At 4:20 AM, after having spent ten hours trying to get the engines started, the captain called the Capitaneria di Porto for help and a flotilla of assistance was immediately thrown into action. Three large motor patrol vessels of the C di P began heading south, along with a large fireboat with firemen, two big tugboats (“Marina C” and “Hippos”), soon followed by another two (“Angelina C” and “Ivonne C”). Aboard the tugboats were more firemen and seamen from the Coast Guard. Also divers.
The tugboats managed to attach their towlines to the ship — not easy in a heavy sea — and tow her into the lagoon at Malamocco at about 4 knots/7 kilometers per hour. All this took most of the day. At 11:00 PM the ship was finally moored at the industrial zone at Marghera. Total elapsed time: 20 hours.
Why is this good news? First of all, the passengers lived through it and the experience didn’t last for days and days, as has been the case in some other similar events.
Second, and most important, the Venetian maritime system showed itself highly capable of resolving this emergency in admirable form.
So if they were able to accomplish all this in a long and complicated situation, why would they not be able to intervene immediately in the Bacino of San Marco if a Big Ship lost power, when two tugboats are already attached, and there are rarely waves or wind to match those of the open sea?

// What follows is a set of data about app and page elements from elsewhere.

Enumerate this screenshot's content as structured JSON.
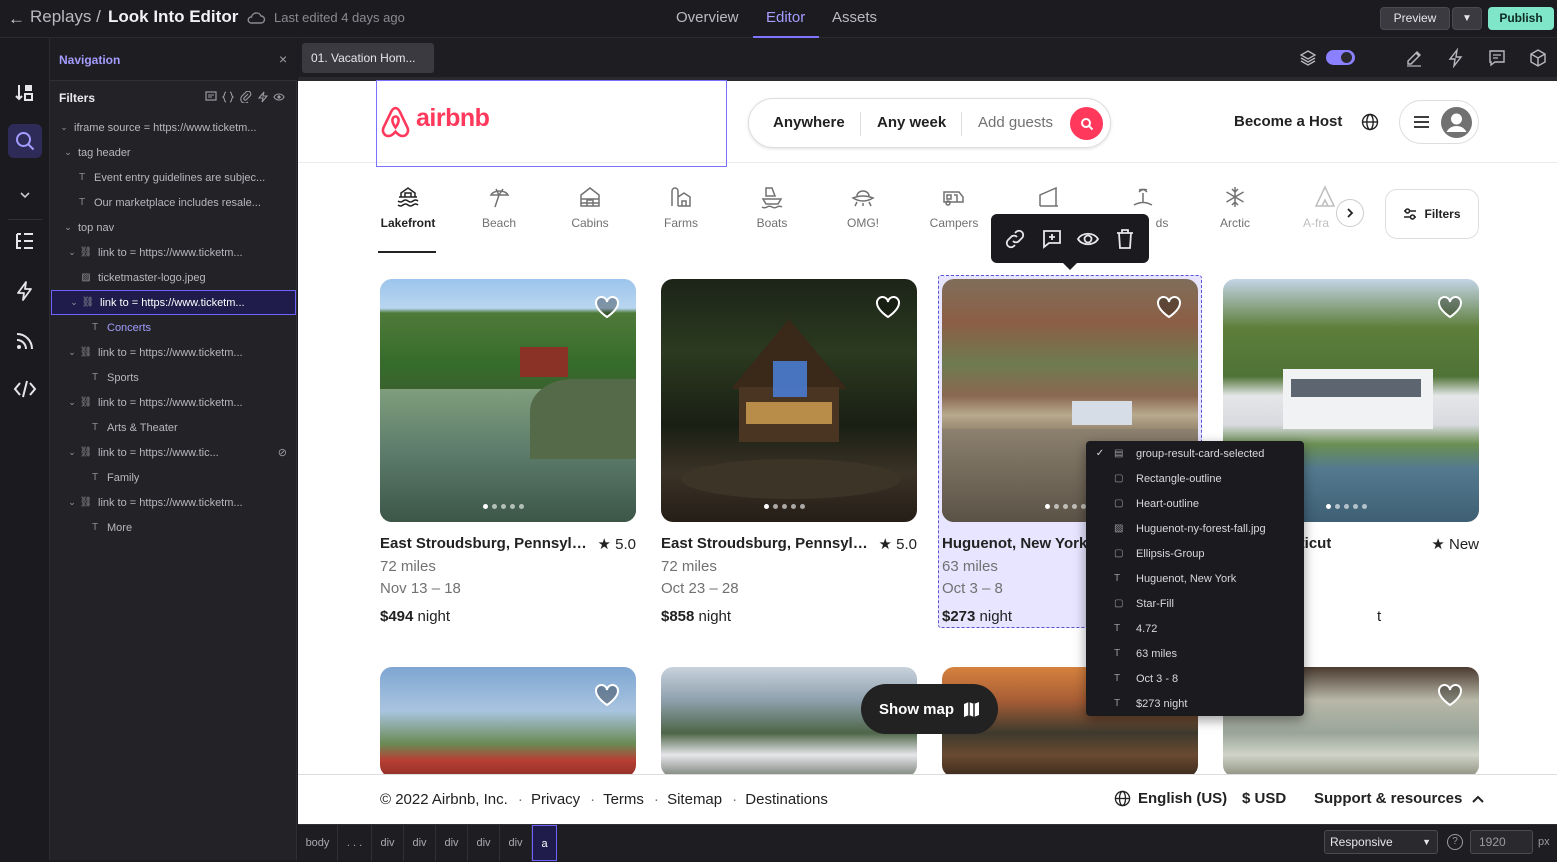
{
  "topbar": {
    "back_label": "Replays",
    "separator": "/",
    "title": "Look Into Editor",
    "edited": "Last edited 4 days ago",
    "tabs": [
      "Overview",
      "Editor",
      "Assets"
    ],
    "preview": "Preview",
    "publish": "Publish"
  },
  "nav": {
    "title": "Navigation",
    "filters": "Filters",
    "tree": [
      {
        "label": "iframe source = https://www.ticketm...",
        "icon": "chevron",
        "depth": 0
      },
      {
        "label": "tag header",
        "icon": "chevron",
        "depth": 1
      },
      {
        "label": "Event entry guidelines are subjec...",
        "icon": "T",
        "depth": 1
      },
      {
        "label": "Our marketplace includes resale...",
        "icon": "T",
        "depth": 1
      },
      {
        "label": "top nav",
        "icon": "chevron",
        "depth": 1
      },
      {
        "label": "link to = https://www.ticketm...",
        "icon": "link",
        "depth": 2
      },
      {
        "label": "ticketmaster-logo.jpeg",
        "icon": "image",
        "depth": 2
      },
      {
        "label": "link to = https://www.ticketm...",
        "icon": "link",
        "depth": 2,
        "selected": true
      },
      {
        "label": "Concerts",
        "icon": "T",
        "depth": 3,
        "highlight": true
      },
      {
        "label": "link to = https://www.ticketm...",
        "icon": "link",
        "depth": 2
      },
      {
        "label": "Sports",
        "icon": "T",
        "depth": 3
      },
      {
        "label": "link to = https://www.ticketm...",
        "icon": "link",
        "depth": 2
      },
      {
        "label": "Arts & Theater",
        "icon": "T",
        "depth": 3
      },
      {
        "label": "link to = https://www.tic...",
        "icon": "link",
        "depth": 2,
        "hidden": true
      },
      {
        "label": "Family",
        "icon": "T",
        "depth": 3
      },
      {
        "label": "link to = https://www.ticketm...",
        "icon": "link",
        "depth": 2
      },
      {
        "label": "More",
        "icon": "T",
        "depth": 3
      }
    ]
  },
  "doc_tab": "01. Vacation Hom...",
  "airbnb": {
    "logo": "airbnb",
    "search": {
      "where": "Anywhere",
      "when": "Any week",
      "who": "Add guests"
    },
    "become_host": "Become a Host",
    "categories": [
      "Lakefront",
      "Beach",
      "Cabins",
      "Farms",
      "Boats",
      "OMG!",
      "Campers",
      "",
      "ds",
      "Arctic",
      "A-fra"
    ],
    "filters": "Filters",
    "cards": [
      {
        "loc": "East Stroudsburg, Pennsylv...",
        "rating": "★ 5.0",
        "dist": "72 miles",
        "dates": "Nov 13 – 18",
        "price": "$494",
        "per": " night"
      },
      {
        "loc": "East Stroudsburg, Pennsylv...",
        "rating": "★ 5.0",
        "dist": "72 miles",
        "dates": "Oct 23 – 28",
        "price": "$858",
        "per": " night"
      },
      {
        "loc": "Huguenot, New York",
        "rating": "",
        "dist": "63 miles",
        "dates": "Oct 3 – 8",
        "price": "$273",
        "per": " night"
      },
      {
        "loc": "ld, Connecticut",
        "rating": "★ New",
        "dist": "",
        "dates": "",
        "price": "",
        "per": "t"
      }
    ],
    "show_map": "Show map",
    "footer": {
      "copyright": "© 2022 Airbnb, Inc.",
      "links": [
        "Privacy",
        "Terms",
        "Sitemap",
        "Destinations"
      ],
      "language": "English (US)",
      "currency": "$ USD",
      "support": "Support & resources"
    }
  },
  "layer_menu": [
    {
      "label": "group-result-card-selected",
      "icon": "group",
      "checked": true
    },
    {
      "label": "Rectangle-outline",
      "icon": "rect"
    },
    {
      "label": "Heart-outline",
      "icon": "rect"
    },
    {
      "label": "Huguenot-ny-forest-fall.jpg",
      "icon": "image"
    },
    {
      "label": "Ellipsis-Group",
      "icon": "rect"
    },
    {
      "label": "Huguenot, New York",
      "icon": "T"
    },
    {
      "label": "Star-Fill",
      "icon": "rect"
    },
    {
      "label": "4.72",
      "icon": "T"
    },
    {
      "label": "63 miles",
      "icon": "T"
    },
    {
      "label": "Oct 3 - 8",
      "icon": "T"
    },
    {
      "label": "$273 night",
      "icon": "T"
    }
  ],
  "bottombar": {
    "crumbs": [
      "body",
      ". . .",
      "div",
      "div",
      "div",
      "div",
      "div",
      "a"
    ],
    "responsive": "Responsive",
    "width": "1920",
    "unit": "px"
  },
  "colors": {
    "accent": "#7f73ff",
    "publish": "#7fe6c9",
    "airbnb": "#ff385c"
  }
}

Maybe Seneca the Younger has the answer to that. My answer is that it appears they’d be able to do just fine.